## What you will do
The answer must consist of every line below that holds the word "java".

==================================================

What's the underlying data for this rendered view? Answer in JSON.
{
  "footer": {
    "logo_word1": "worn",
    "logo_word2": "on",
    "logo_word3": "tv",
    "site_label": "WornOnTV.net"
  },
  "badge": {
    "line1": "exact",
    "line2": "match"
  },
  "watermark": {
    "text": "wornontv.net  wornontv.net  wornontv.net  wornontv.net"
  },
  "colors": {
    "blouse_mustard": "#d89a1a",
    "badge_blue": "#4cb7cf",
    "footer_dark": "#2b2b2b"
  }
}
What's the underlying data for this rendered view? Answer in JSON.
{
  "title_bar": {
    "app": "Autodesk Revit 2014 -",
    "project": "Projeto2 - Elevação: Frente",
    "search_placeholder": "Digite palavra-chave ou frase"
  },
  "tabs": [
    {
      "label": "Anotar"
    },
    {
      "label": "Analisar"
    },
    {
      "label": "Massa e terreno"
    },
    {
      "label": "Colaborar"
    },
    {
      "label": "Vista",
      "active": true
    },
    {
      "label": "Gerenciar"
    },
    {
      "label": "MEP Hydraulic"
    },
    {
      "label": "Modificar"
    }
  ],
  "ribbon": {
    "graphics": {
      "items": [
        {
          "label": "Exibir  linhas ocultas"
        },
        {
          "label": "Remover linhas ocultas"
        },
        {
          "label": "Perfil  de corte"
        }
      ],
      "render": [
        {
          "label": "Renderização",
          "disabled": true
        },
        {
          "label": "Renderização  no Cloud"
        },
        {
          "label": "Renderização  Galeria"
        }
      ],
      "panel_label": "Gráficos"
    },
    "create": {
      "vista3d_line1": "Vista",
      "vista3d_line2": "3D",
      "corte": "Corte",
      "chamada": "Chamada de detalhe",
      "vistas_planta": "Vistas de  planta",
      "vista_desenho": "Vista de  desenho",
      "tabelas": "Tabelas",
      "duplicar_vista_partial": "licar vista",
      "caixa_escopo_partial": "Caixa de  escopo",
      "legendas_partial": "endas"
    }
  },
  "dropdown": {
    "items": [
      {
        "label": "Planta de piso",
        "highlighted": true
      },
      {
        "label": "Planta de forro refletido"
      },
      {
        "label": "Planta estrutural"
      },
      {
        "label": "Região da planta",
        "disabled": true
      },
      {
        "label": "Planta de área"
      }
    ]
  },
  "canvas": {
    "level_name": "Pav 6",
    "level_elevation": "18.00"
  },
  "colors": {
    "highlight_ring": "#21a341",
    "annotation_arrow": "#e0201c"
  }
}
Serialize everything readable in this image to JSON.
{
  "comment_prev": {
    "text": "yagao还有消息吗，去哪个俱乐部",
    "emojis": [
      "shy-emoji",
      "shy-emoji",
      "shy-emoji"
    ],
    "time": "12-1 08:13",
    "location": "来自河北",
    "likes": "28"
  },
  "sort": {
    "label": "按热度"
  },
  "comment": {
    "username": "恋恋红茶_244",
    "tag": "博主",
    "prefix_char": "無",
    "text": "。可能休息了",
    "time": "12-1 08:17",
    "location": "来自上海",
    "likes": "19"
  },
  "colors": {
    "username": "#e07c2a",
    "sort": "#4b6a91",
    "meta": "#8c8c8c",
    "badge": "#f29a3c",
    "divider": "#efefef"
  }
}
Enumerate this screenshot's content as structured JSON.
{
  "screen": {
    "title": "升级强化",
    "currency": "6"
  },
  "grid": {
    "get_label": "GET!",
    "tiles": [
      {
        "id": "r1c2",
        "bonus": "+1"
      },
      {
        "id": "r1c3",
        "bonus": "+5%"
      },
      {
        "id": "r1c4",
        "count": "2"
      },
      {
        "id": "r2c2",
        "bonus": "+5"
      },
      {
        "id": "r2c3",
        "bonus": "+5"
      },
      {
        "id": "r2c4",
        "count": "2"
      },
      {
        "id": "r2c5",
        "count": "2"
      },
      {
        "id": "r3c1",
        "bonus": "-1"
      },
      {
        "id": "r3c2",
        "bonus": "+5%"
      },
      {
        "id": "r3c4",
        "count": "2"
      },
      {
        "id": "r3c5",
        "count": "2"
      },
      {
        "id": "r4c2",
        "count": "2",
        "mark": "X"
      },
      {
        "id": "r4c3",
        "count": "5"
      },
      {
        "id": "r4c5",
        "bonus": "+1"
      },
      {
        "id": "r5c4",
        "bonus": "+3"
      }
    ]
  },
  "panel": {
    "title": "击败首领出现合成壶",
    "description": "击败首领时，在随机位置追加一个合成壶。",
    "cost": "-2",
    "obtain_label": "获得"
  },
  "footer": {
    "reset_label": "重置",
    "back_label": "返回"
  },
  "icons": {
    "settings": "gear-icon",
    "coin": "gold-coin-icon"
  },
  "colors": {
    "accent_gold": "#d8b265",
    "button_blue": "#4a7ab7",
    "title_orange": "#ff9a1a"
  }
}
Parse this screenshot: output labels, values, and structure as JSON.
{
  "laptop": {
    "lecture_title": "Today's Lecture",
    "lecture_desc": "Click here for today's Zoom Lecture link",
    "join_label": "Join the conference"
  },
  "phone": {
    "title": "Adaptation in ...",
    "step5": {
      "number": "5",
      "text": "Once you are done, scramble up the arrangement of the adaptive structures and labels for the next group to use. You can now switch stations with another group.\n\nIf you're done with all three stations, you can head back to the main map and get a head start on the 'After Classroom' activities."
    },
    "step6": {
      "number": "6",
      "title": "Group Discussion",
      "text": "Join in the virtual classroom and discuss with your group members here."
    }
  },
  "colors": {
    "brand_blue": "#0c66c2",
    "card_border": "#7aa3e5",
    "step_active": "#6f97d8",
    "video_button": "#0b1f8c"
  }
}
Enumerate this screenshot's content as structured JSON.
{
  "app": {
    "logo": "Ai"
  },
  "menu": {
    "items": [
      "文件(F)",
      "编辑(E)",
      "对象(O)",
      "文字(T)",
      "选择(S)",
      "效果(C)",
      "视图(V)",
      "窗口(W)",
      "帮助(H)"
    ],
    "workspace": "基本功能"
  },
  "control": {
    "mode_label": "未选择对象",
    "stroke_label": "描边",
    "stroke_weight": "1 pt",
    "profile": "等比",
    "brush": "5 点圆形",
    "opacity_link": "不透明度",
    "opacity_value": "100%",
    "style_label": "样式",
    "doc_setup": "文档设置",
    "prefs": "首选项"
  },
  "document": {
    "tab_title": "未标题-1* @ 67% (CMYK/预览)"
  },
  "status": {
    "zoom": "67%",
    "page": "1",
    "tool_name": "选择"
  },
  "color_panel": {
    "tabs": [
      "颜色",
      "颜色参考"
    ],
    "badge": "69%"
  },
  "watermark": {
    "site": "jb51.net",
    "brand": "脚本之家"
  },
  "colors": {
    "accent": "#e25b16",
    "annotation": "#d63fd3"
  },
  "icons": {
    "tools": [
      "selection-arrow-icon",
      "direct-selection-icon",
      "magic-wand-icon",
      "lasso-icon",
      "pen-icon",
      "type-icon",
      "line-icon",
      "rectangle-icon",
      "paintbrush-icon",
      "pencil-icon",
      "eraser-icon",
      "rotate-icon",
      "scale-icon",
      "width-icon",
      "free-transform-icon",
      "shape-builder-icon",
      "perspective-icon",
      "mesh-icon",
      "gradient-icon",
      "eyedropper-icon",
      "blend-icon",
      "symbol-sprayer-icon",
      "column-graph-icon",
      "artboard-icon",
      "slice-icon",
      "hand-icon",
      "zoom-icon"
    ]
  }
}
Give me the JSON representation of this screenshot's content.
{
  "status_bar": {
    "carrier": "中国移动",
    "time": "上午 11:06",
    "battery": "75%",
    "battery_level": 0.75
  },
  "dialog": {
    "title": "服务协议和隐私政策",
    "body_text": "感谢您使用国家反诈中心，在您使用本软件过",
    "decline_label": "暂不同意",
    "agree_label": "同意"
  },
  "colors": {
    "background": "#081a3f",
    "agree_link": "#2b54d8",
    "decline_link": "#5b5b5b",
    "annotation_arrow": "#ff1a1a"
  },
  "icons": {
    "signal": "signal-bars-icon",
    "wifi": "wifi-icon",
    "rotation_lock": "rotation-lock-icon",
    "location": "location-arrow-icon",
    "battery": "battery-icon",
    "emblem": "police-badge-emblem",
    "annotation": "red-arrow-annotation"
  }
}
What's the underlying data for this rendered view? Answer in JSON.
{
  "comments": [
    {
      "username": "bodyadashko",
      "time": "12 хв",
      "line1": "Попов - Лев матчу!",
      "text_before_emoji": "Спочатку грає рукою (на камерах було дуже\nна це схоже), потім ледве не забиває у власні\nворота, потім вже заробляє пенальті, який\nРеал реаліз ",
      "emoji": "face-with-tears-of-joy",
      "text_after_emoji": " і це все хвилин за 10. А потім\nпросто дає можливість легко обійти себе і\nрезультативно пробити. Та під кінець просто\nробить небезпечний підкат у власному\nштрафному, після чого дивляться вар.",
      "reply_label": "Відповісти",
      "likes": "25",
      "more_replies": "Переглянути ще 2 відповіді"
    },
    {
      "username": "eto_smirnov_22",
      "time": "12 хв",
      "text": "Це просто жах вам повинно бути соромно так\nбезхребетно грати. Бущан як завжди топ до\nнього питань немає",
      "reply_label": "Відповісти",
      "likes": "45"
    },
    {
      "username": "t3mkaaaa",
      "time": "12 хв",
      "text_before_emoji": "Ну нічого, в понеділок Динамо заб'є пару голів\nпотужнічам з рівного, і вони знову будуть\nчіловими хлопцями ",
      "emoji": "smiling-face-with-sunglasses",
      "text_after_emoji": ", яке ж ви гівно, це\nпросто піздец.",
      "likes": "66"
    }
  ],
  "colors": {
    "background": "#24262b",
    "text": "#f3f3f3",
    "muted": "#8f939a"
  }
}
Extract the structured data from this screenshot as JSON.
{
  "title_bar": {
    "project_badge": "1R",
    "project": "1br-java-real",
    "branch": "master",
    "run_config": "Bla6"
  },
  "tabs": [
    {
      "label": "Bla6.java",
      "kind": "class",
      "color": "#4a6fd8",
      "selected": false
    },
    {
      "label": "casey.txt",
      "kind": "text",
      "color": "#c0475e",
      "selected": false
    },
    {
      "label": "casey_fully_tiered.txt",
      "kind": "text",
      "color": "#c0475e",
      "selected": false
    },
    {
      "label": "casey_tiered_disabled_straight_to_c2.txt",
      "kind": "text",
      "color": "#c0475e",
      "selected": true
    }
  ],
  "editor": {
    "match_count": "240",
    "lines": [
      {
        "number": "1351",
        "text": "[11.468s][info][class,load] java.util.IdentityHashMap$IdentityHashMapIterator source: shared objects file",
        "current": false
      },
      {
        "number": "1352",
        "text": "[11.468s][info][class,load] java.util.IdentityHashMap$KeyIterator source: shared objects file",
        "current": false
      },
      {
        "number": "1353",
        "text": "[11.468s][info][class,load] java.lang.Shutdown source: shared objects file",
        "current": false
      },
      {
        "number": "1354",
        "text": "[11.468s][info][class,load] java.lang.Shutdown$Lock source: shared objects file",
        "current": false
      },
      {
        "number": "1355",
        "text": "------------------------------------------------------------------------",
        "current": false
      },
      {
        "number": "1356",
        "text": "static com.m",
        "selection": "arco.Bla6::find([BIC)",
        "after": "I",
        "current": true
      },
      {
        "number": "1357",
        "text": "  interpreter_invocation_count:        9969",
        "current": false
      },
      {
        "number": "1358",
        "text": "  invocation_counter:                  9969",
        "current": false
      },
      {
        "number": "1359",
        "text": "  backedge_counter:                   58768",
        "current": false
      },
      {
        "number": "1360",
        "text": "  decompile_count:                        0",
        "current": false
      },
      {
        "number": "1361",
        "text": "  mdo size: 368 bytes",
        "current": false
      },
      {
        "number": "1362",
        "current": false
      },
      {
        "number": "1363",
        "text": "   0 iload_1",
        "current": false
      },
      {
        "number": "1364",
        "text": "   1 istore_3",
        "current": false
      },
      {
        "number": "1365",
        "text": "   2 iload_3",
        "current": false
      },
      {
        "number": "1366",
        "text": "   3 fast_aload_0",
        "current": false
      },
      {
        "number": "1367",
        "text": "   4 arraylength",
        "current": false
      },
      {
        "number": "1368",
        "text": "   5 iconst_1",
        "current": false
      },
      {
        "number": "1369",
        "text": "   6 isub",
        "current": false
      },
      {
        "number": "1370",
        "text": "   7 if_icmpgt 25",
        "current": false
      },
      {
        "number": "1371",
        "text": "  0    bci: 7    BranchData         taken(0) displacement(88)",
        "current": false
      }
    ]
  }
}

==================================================

## Solution to this exercise
    "project": "1br-java-real",
      "label": "Bla6.java",
        "text": "[11.468s][info][class,load] java.util.IdentityHashMap$IdentityHashMapIterator source: shared objects file",
        "text": "[11.468s][info][class,load] java.util.IdentityHashMap$KeyIterator source: shared objects file",
        "text": "[11.468s][info][class,load] java.lang.Shutdown source: shared objects file",
        "text": "[11.468s][info][class,load] java.lang.Shutdown$Lock source: shared objects file",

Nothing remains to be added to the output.